[Entries from a dataset of interfaces]
- - - -

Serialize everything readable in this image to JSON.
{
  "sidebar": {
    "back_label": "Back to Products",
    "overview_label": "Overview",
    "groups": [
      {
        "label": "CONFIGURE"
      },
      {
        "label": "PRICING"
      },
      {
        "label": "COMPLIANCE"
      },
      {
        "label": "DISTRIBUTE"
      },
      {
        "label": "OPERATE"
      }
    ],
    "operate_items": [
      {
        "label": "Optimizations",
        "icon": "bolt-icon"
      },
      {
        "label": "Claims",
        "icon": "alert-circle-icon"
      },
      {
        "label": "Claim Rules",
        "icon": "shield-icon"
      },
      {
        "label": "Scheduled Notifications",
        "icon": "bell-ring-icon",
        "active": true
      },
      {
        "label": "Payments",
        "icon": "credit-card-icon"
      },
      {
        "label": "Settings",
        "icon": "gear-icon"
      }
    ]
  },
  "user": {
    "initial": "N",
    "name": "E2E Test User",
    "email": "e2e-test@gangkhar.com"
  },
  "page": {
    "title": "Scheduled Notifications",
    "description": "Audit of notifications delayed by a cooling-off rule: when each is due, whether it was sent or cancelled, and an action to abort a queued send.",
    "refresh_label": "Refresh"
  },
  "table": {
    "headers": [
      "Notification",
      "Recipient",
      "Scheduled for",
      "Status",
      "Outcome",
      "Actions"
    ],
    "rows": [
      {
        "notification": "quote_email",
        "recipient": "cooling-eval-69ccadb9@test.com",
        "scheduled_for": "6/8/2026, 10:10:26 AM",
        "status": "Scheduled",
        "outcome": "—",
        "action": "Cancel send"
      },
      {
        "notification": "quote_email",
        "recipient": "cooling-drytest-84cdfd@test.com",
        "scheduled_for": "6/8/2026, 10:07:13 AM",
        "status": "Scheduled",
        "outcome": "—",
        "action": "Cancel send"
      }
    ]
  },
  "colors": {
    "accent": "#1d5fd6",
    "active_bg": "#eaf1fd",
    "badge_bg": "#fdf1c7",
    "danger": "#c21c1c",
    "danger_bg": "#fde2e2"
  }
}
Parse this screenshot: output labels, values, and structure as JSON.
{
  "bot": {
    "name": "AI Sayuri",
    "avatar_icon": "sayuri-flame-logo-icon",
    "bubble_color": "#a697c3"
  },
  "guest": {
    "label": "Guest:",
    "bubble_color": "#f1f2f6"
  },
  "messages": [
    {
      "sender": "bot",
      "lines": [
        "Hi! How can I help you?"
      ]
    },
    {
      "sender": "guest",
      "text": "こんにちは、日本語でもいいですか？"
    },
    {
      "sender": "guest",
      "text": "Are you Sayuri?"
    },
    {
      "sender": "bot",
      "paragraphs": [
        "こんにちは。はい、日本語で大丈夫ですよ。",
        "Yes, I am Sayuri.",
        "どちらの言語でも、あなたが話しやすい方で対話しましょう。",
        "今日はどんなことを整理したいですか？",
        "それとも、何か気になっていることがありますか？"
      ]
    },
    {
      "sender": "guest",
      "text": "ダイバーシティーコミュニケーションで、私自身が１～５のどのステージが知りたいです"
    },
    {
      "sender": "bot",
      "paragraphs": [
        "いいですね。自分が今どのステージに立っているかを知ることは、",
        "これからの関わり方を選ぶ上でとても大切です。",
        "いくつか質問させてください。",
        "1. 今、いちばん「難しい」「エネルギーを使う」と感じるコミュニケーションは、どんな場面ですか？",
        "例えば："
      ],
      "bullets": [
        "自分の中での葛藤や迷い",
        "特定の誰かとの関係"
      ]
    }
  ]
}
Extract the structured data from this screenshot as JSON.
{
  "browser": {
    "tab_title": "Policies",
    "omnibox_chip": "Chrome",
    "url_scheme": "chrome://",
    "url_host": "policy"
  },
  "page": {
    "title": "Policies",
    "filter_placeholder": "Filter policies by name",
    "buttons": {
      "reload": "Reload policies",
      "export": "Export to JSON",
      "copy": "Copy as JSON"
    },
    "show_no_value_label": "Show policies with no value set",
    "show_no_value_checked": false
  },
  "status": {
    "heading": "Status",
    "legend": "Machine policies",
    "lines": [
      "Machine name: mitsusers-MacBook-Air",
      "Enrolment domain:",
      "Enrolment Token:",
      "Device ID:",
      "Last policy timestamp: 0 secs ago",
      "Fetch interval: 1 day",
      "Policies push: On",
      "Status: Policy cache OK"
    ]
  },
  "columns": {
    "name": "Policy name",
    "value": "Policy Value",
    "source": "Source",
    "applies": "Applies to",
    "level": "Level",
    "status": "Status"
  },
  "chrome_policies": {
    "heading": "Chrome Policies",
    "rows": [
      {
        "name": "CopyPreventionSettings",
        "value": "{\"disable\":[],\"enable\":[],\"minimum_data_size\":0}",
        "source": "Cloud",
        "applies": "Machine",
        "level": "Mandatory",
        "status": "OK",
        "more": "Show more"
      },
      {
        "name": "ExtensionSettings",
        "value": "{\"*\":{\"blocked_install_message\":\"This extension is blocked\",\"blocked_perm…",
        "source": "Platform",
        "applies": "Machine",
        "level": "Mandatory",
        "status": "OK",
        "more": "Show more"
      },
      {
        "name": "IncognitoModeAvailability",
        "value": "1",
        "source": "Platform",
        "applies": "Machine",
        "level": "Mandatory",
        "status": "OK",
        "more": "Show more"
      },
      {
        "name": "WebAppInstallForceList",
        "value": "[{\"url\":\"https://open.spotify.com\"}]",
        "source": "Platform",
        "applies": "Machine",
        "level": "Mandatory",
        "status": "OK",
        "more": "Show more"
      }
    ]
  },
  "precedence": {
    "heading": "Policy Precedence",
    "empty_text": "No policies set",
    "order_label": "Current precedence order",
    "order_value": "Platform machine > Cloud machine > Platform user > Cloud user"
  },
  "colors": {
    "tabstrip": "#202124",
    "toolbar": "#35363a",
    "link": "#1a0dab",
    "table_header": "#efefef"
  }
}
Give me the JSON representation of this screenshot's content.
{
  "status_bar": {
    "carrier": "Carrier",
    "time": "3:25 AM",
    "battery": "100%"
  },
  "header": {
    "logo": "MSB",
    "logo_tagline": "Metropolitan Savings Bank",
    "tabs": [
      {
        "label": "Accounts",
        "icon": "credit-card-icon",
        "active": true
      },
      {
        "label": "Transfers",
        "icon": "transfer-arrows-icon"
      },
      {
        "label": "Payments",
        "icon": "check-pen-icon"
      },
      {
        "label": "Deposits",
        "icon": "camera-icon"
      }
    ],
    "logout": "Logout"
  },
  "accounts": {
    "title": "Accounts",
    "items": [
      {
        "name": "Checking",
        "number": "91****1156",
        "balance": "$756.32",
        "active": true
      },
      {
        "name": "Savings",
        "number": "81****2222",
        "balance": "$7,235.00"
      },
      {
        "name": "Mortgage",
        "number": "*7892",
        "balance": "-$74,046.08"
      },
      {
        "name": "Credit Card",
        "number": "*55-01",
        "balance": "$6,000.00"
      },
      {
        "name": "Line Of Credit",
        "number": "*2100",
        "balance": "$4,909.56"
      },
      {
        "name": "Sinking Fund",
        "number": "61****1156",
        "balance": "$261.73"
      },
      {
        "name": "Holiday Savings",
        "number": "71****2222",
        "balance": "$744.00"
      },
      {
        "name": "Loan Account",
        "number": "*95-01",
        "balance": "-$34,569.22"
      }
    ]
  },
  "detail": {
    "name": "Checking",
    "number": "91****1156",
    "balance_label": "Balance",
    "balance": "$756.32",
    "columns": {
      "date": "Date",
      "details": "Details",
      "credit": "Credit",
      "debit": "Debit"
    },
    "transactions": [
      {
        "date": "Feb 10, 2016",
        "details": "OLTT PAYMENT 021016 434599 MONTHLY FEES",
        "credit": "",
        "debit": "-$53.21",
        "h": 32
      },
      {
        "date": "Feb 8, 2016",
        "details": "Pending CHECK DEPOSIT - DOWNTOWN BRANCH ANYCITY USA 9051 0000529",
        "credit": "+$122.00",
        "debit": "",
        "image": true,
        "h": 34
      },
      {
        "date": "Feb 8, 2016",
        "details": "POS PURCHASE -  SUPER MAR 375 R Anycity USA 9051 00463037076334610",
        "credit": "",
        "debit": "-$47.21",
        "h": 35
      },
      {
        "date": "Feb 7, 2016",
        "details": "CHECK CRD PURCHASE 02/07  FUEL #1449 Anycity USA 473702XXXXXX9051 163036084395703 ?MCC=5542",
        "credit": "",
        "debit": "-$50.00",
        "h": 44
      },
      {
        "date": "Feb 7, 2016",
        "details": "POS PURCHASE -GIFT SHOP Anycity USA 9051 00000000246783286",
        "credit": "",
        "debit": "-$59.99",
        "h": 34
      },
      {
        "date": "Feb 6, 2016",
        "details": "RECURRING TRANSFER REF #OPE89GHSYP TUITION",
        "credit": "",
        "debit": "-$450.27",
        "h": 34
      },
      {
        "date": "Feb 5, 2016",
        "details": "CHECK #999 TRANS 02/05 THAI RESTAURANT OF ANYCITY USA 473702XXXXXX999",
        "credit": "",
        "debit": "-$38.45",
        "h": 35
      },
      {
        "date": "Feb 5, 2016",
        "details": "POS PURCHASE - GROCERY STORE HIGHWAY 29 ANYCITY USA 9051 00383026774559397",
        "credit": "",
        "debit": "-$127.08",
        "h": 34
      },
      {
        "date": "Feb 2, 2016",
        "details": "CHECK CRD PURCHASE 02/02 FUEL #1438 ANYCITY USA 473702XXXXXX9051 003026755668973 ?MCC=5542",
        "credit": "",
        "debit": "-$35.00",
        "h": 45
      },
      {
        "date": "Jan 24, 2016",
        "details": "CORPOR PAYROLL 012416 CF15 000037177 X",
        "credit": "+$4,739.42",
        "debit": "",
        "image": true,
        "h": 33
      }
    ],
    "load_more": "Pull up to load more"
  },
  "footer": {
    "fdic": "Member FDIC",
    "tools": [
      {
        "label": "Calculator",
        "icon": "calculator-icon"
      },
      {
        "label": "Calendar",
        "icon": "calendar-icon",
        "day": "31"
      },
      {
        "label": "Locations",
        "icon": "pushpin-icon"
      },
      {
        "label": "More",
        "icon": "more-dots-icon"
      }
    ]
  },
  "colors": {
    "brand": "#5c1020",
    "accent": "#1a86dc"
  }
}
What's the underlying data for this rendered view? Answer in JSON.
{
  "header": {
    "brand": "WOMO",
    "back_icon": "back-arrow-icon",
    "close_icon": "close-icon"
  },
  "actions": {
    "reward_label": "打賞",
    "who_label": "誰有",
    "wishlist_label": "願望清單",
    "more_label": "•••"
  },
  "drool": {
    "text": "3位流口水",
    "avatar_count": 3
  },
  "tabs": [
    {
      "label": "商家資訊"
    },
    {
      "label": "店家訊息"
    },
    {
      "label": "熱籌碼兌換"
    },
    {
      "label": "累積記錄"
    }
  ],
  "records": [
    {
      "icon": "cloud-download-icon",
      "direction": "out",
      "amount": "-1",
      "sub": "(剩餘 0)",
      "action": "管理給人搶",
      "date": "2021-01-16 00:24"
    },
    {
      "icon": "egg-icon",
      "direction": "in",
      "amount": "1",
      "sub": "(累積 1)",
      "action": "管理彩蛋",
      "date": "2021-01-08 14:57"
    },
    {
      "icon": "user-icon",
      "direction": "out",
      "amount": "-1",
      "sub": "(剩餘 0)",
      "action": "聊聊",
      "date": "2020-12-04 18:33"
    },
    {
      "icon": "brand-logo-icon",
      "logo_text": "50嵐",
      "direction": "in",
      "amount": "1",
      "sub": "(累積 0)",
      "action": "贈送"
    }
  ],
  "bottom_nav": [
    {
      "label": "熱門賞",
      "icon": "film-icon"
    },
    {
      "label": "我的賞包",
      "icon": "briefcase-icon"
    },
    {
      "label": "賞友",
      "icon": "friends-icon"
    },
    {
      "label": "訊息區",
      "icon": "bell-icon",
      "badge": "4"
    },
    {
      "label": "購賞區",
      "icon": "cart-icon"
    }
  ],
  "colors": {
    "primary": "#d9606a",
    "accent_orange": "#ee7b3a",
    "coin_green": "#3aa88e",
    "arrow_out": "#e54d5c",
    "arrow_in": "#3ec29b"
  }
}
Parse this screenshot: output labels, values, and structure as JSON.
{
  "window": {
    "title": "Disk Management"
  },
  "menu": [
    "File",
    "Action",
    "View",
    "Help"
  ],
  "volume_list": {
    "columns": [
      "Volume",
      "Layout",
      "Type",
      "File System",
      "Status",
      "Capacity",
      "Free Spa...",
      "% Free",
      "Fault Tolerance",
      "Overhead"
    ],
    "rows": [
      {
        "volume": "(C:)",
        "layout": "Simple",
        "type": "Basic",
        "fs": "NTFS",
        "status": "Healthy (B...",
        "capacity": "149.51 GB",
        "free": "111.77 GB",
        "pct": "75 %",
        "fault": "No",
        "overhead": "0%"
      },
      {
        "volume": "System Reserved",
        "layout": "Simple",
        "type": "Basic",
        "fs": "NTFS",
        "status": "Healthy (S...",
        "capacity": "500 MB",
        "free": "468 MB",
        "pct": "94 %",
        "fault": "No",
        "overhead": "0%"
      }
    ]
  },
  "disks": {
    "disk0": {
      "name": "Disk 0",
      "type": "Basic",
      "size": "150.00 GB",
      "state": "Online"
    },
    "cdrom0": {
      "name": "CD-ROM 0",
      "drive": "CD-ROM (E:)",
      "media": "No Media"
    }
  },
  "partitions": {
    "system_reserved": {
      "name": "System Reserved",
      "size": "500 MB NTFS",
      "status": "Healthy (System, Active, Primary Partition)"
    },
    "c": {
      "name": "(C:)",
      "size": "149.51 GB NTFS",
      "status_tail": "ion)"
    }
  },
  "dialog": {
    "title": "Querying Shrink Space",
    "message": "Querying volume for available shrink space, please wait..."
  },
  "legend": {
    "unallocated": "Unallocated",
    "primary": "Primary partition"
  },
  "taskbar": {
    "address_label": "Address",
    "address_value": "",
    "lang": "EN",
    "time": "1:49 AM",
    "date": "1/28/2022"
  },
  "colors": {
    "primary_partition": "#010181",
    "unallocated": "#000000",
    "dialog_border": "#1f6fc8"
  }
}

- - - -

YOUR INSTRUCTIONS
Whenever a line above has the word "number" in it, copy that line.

ANSWER SPACE
        "number": "91****1156",
        "number": "81****2222",
        "number": "*7892",
        "number": "*55-01",
        "number": "*2100",
        "number": "61****1156",
        "number": "71****2222",
        "number": "*95-01",
    "number": "91****1156",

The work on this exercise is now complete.